RECORDS SHOWN =>
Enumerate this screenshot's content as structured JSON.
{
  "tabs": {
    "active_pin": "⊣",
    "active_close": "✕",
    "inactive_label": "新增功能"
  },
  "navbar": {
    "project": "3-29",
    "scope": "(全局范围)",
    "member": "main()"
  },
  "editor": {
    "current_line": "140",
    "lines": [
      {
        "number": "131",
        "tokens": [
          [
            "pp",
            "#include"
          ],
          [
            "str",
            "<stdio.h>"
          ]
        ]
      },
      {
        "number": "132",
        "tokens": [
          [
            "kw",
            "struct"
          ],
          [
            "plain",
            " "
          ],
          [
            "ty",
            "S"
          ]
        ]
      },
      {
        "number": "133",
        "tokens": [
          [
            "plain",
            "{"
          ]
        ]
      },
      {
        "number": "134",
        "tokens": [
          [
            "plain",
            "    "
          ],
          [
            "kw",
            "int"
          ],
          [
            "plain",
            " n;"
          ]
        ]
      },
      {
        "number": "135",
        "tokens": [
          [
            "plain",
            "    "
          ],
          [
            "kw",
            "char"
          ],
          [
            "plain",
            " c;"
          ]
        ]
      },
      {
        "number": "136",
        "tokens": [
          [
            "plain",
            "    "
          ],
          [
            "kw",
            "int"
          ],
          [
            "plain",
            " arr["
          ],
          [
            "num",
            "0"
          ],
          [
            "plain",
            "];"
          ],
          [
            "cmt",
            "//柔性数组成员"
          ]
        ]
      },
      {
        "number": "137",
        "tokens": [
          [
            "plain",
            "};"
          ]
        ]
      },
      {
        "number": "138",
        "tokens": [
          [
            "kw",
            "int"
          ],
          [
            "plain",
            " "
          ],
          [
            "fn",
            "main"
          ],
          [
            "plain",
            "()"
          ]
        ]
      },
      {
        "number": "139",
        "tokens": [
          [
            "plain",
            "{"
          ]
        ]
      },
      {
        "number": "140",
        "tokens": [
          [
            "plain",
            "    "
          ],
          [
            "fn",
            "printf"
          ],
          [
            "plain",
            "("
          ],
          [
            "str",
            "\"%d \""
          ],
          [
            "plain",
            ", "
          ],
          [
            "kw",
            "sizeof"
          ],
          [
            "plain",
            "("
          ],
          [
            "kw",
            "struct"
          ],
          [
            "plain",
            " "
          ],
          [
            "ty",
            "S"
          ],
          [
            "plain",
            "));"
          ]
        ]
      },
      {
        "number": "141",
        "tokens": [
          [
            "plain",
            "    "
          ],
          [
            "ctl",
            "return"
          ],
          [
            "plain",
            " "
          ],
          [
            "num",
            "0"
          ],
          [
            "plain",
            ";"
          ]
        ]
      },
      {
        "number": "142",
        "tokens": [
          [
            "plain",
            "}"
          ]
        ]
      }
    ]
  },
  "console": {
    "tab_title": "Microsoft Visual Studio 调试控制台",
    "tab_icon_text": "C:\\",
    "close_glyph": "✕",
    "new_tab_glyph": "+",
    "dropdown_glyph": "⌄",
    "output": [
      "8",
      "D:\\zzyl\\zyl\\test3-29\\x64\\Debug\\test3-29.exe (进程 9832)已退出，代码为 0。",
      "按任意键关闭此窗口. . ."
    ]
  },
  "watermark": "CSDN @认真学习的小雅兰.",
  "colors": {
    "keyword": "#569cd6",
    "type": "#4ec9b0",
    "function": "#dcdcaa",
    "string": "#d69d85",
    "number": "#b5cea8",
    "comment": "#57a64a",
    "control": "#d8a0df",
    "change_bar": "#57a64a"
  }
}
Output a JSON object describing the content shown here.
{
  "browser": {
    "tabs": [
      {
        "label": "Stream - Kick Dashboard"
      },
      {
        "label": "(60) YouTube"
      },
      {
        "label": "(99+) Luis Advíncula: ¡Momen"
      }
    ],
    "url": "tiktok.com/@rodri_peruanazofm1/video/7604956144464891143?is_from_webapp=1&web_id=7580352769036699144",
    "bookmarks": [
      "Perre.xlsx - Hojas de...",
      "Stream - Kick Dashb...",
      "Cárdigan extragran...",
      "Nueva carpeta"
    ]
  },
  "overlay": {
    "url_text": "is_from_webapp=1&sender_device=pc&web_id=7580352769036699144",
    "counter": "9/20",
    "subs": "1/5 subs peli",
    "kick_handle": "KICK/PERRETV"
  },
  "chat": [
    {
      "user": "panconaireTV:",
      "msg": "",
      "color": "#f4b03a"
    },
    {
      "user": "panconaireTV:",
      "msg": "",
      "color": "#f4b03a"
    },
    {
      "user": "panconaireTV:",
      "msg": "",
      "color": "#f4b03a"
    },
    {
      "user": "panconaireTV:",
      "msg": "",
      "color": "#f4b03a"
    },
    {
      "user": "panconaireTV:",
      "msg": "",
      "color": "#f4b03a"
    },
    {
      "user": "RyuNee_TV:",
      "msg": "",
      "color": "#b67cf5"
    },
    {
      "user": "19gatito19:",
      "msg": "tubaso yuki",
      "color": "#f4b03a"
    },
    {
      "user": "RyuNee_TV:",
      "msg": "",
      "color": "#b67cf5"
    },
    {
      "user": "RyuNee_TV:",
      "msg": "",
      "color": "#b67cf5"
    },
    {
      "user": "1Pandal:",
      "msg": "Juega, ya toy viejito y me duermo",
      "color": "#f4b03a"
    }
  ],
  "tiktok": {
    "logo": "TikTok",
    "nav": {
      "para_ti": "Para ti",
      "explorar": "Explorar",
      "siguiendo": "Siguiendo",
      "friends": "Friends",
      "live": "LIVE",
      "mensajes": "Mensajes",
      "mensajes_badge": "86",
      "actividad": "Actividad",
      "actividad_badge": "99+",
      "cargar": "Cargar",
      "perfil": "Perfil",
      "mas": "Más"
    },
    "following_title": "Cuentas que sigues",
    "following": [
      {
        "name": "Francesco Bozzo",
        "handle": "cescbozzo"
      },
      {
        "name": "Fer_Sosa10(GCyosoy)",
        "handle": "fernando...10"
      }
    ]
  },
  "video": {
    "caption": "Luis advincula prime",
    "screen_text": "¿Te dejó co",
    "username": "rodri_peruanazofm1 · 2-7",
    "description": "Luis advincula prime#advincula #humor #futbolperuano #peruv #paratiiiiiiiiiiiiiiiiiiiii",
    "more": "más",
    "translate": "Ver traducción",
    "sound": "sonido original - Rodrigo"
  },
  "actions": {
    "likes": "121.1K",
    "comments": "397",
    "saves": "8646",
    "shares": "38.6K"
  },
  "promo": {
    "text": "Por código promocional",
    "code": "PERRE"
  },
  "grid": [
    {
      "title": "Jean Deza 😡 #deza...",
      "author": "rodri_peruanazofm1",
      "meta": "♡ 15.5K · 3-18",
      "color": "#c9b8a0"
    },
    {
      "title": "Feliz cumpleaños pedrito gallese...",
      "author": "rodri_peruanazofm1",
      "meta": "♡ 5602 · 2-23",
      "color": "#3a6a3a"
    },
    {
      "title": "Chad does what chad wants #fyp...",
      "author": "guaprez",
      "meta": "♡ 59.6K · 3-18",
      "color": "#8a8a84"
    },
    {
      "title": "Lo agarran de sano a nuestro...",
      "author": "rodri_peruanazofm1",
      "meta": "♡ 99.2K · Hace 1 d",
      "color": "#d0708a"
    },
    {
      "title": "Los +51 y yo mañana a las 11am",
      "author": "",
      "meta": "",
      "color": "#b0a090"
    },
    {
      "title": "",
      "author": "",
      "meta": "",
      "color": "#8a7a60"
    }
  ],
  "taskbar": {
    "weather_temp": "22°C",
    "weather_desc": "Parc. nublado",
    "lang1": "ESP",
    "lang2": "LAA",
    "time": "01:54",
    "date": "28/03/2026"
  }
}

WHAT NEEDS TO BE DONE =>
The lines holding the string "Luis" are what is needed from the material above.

EXERCISE SOLUTION =>
        "label": "(99+) Luis Advíncula: ¡Momen"
    "caption": "Luis advincula prime",
    "description": "Luis advincula prime#advincula #humor #futbolperuano #peruv #paratiiiiiiiiiiiiiiiiiiiii",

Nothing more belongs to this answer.